I have always been a connector. It’s in my DNA. After attending the Kellogg Graduate School of Management at Northwestern University, I started my career in human capital management. I worked at Gemini Consulting and the Hay Group in organizational development, executive coaching and compensation. I transitioned to Executive Recruiting at Russell Reynolds Associates, which was perfect for my interest and skill set as I was essentially a “professional connector.”
It was at Russell Reynolds Associates where I got my first cell phone (a Blackberry) — a big step up from the Palm Pilot. The phone enabled me to work from anywhere, which was quite helpful in consulting, but I soon realized why people started referring to it as a “crackberry.” And so began my own internal struggle with the benefits and challenges of technology.
In 2009, after facing my defeat (my attempt to limit my digital distractions actually led me to juggle two devices instead of one!) my family and I took a life-sabbatical and moved from Manhattan to Colorado for the year, where we could all get back to the nature. Even if just for a year.
It was in Aspen that I met MIT Professor Sherry Turkle, with whom I spent the next several years traveling around the country talking to companies about technology in the workplace.

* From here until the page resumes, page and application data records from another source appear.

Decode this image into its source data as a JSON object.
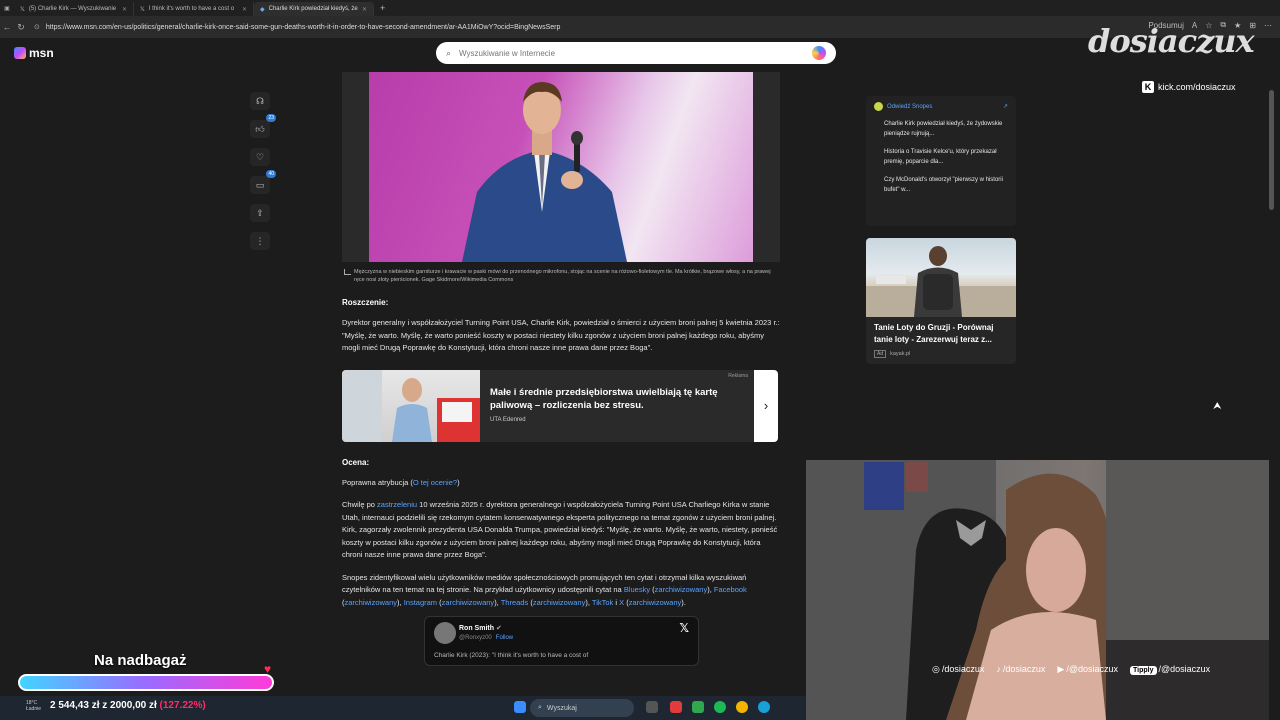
{
  "tabs": [
    {
      "icon": "x-logo-icon",
      "label": "(5) Charlie Kirk — Wyszukiwanie"
    },
    {
      "icon": "x-logo-icon",
      "label": "I think it's worth to have a cost o"
    },
    {
      "icon": "msn-logo-icon",
      "label": "Charlie Kirk powiedział kiedyś, że"
    }
  ],
  "address": {
    "url": "https://www.msn.com/en-us/politics/general/charlie-kirk-once-said-some-gun-deaths-worth-it-in-order-to-have-second-amendment/ar-AA1MiOwY?ocid=BingNewsSerp",
    "summarize_label": "Podsumuj"
  },
  "header": {
    "logo": "msn",
    "search_placeholder": "Wyszukiwanie w Internecie"
  },
  "rail": {
    "like_count": "23",
    "comment_count": "40"
  },
  "article": {
    "caption": "Mężczyzna w niebieskim garniturze i krawacie w paski mówi do przenośnego mikrofonu, stojąc na scenie na różowo-fioletowym tle. Ma krótkie, brązowe włosy, a na prawej ręce nosi złoty pierścionek. Gage Skidmore/Wikimedia Commons",
    "claim_heading": "Roszczenie:",
    "claim_text": "Dyrektor generalny i współzałożyciel Turning Point USA, Charlie Kirk, powiedział o śmierci z użyciem broni palnej 5 kwietnia 2023 r.: \"Myślę, że warto. Myślę, że warto ponieść koszty w postaci niestety kilku zgonów z użyciem broni palnej każdego roku, abyśmy mogli mieć Drugą Poprawkę do Konstytucji, która chroni nasze inne prawa dane przez Boga\".",
    "ad": {
      "tag": "Reklama",
      "title": "Małe i średnie przedsiębiorstwa uwielbiają tę kartę paliwową – rozliczenia bez stresu.",
      "brand": "UTA Edenred"
    },
    "rating_heading": "Ocena:",
    "rating_prefix": "Poprawna atrybucja (",
    "rating_link": "O tej ocenie?",
    "rating_suffix": ")",
    "p1_before": "Chwilę po ",
    "p1_link": "zastrzeleniu",
    "p1_after": " 10 września 2025 r. dyrektora generalnego i współzałożyciela Turning Point USA Charliego Kirka w stanie Utah, internauci podzielili się rzekomym cytatem konserwatywnego eksperta politycznego na temat zgonów z użyciem broni palnej. Kirk, zagorzały zwolennik prezydenta USA Donalda Trumpa, powiedział kiedyś: \"Myślę, że warto. Myślę, że warto, niestety, ponieść koszty w postaci kilku zgonów z użyciem broni palnej każdego roku, abyśmy mogli mieć Drugą Poprawkę do Konstytucji, która chroni nasze inne prawa dane przez Boga\".",
    "p2_text": "Snopes zidentyfikował wielu użytkowników mediów społecznościowych promujących ten cytat i otrzymał kilka wyszukiwań czytelników na ten temat na tej stronie. Na przykład użytkownicy udostępnili cytat na ",
    "p2_links": [
      "Bluesky",
      "zarchiwizowany",
      "Facebook",
      "zarchiwizowany",
      "Instagram",
      "zarchiwizowany",
      "Threads",
      "zarchiwizowany",
      "TikTok",
      "X",
      "zarchiwizowany"
    ],
    "tweet": {
      "name": "Ron Smith",
      "handle": "@Ronxyz00",
      "follow": "Follow",
      "text": "Charlie Kirk (2023): \"I think it's worth to have a cost of"
    }
  },
  "sidebar": {
    "snopes_label": "Odwiedź Snopes",
    "items": [
      "Charlie Kirk powiedział kiedyś, że żydowskie pieniądze rujnują...",
      "Historia o Travisie Kelce'u, który przekazał premię, poparcie dla...",
      "Czy McDonald's otworzył \"pierwszy w historii bufet\" w..."
    ],
    "ad_title": "Tanie Loty do Gruzji - Porównaj tanie loty - Zarezerwuj teraz z...",
    "ad_badge": "Ad",
    "ad_source": "kayak.pl"
  },
  "stream": {
    "watermark": "dosiaczux",
    "kick_url": "kick.com/dosiaczux",
    "socials": [
      "/dosiaczux",
      "/dosiaczux",
      "/@dosiaczux",
      "/@dosiaczux"
    ],
    "tipply": "Tipply",
    "goal_title": "Na nadbagaż",
    "goal_amount": "2 544,43 zł z 2000,00 zł",
    "goal_percent": "(127.22%)",
    "goal_progress": 1.0
  },
  "taskbar": {
    "weather_temp": "18°C",
    "weather_desc": "Ładnie",
    "search_label": "Wyszukaj"
  }
}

I am now writing, speaking and consulting about the impact of technology on relationships in the workplace, always with an eye toward high tech for human touch.
What legacy do you hope to leave through your work?

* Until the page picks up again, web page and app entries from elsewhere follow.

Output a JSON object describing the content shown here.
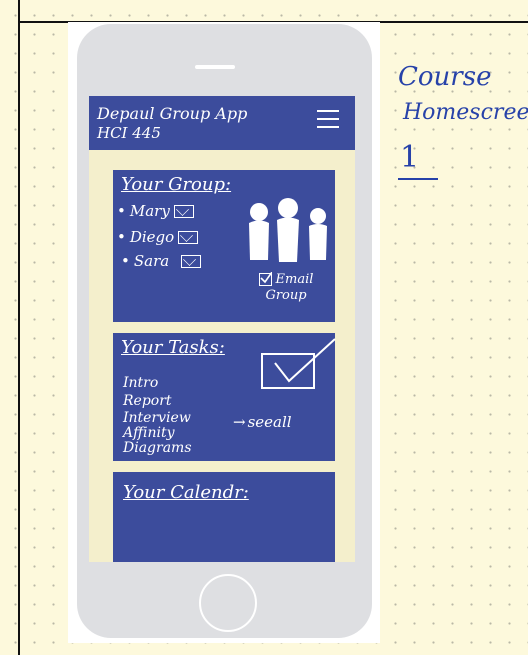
{
  "header": {
    "title": "Depaul Group App",
    "subtitle": "HCI 445"
  },
  "group_card": {
    "title": "Your Group:",
    "members": [
      "Mary",
      "Diego",
      "Sara"
    ],
    "email_group_label": "Email Group"
  },
  "tasks_card": {
    "title": "Your Tasks:",
    "items": [
      "Intro",
      "Report",
      "Interview",
      "Affinity Diagrams"
    ],
    "see_all": "seeall"
  },
  "calendar_card": {
    "title": "Your Calendr:"
  },
  "annotation": {
    "line1": "Course",
    "line2": "Homescreen",
    "line3": "1"
  },
  "colors": {
    "card": "#3c4c9c",
    "paper": "#fdf9dc",
    "ink": "#2742a9"
  }
}
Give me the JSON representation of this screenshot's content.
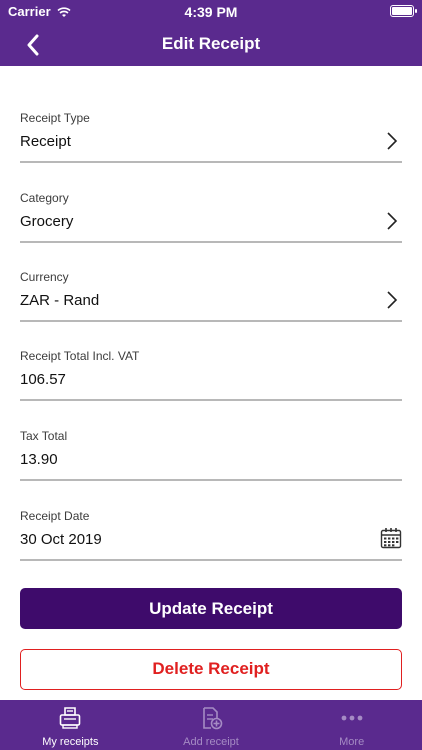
{
  "status_bar": {
    "carrier": "Carrier",
    "time": "4:39 PM"
  },
  "nav": {
    "title": "Edit Receipt",
    "back_icon": "chevron-left-icon"
  },
  "form": {
    "receipt_type": {
      "label": "Receipt Type",
      "value": "Receipt"
    },
    "category": {
      "label": "Category",
      "value": "Grocery"
    },
    "currency": {
      "label": "Currency",
      "value": "ZAR - Rand"
    },
    "total": {
      "label": "Receipt Total Incl. VAT",
      "value": "106.57"
    },
    "tax": {
      "label": "Tax Total",
      "value": "13.90"
    },
    "date": {
      "label": "Receipt Date",
      "value": "30 Oct 2019"
    }
  },
  "buttons": {
    "update": "Update Receipt",
    "delete": "Delete Receipt"
  },
  "tabs": [
    {
      "label": "My receipts",
      "icon": "receipt-printer-icon",
      "active": true
    },
    {
      "label": "Add receipt",
      "icon": "add-document-icon",
      "active": false
    },
    {
      "label": "More",
      "icon": "more-dots-icon",
      "active": false
    }
  ],
  "colors": {
    "brand": "#5a2a8e",
    "primary_button": "#3e0b6b",
    "danger": "#e02020"
  }
}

My hope is that the companies and people I work with realize themselves, in a deep way, the importance of relationships. I want them to see that it is good for them personally, their businesses and the world.
What is your morning ritual?

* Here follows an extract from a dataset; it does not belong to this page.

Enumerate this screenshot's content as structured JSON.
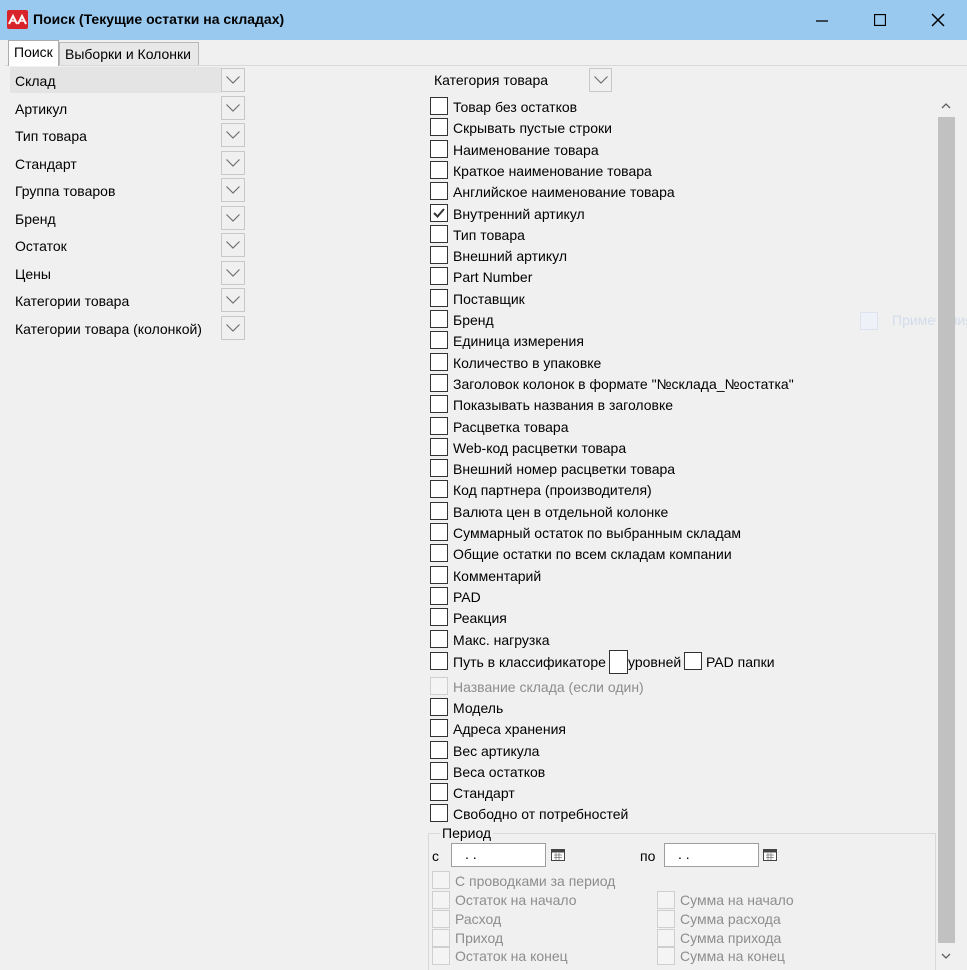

Every morning I go to Starbucks and order an extra hot grande soy latte - sometimes with an extra shot. Instead of checking emails and getting work done, I use this time to relax, center myself, feel the heat on my hands and actually enjoy the taste and smell of the coffee. It’s my own Starbucks morning meditation. After that, I’m ready to take the day by storm.
What would you say your personal superpower is?
Connecting the dots.
Is work-life balance a problem for you? What is one no-fail tactic you use to create balance?
Work-life balance is a problem for everyone today. Technology is integrated into everything that we do and it blurs the delineation between work and home. We need to be disciplined to ensure that we can enjoy the “life” part of the equation.
When I am on vacation with my family, I lock all five of our phones in the hotel safe for a few hours every day. This reminds my kids to look around, pick up a tennis racket, go for a swim, and relax under a tree. And it is much easier to connect as a family when we aren’t distracted by our devices.
What is one piece of advice you’d offer working moms?
You can have it all, but just not all at one time. Something always has to give. Every couple of years (or more often), stop and really consider your priorities in the context of the stages of your life: your kids’ development, your family’s finances, and needs of your extended family (aging parents, etc.). In other words, let your values guide you. For example, I have stayed in two jobs longer than I might have wanted because they were low stress and enabled me to prioritize my family, which would be much harder at a start-up.
Tell us about your favorite Ellevate Network memory or success story. Why are you a member?
I recently joined Ellevate because I have been speaking to an increased number of women’s groups, some of whom are Ellevate members. I see the power of bringing women together to connect and I look forward getting to know the many talented women that are part of Ellevate.